### PROVIDED RECORDS
◇ ◇ ◇ ◇ ◇

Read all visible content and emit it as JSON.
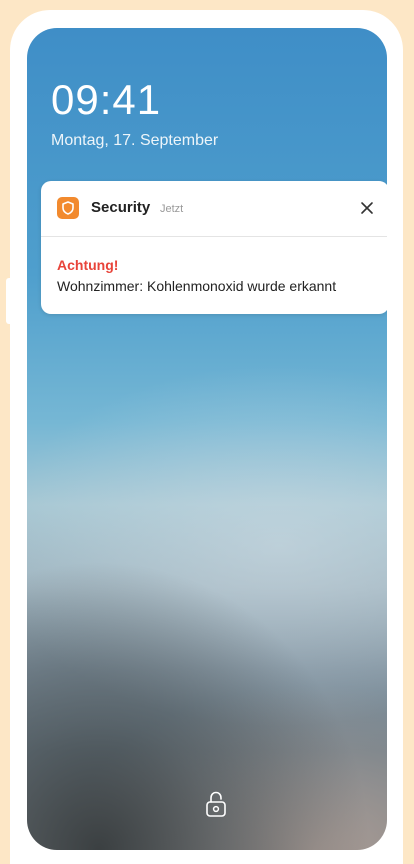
{
  "lockscreen": {
    "time": "09:41",
    "date": "Montag, 17. September"
  },
  "notification": {
    "app_name": "Security",
    "timestamp": "Jetzt",
    "title": "Achtung!",
    "message": "Wohnzimmer: Kohlenmonoxid wurde erkannt",
    "app_icon": "shield-icon",
    "close_icon": "close-icon"
  },
  "footer": {
    "icon": "lock-icon"
  },
  "colors": {
    "background": "#fde7c6",
    "app_icon": "#f28a2e",
    "alert": "#e8443a"
  }
}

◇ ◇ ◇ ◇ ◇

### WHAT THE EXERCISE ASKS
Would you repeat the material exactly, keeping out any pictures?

### TASK ANSWER
Read all visible content and emit it as JSON.
{
  "lockscreen": {
    "time": "09:41",
    "date": "Montag, 17. September"
  },
  "notification": {
    "app_name": "Security",
    "timestamp": "Jetzt",
    "title": "Achtung!",
    "message": "Wohnzimmer: Kohlenmonoxid wurde erkannt",
    "app_icon": "shield-icon",
    "close_icon": "close-icon"
  },
  "footer": {
    "icon": "lock-icon"
  },
  "colors": {
    "background": "#fde7c6",
    "app_icon": "#f28a2e",
    "alert": "#e8443a"
  }
}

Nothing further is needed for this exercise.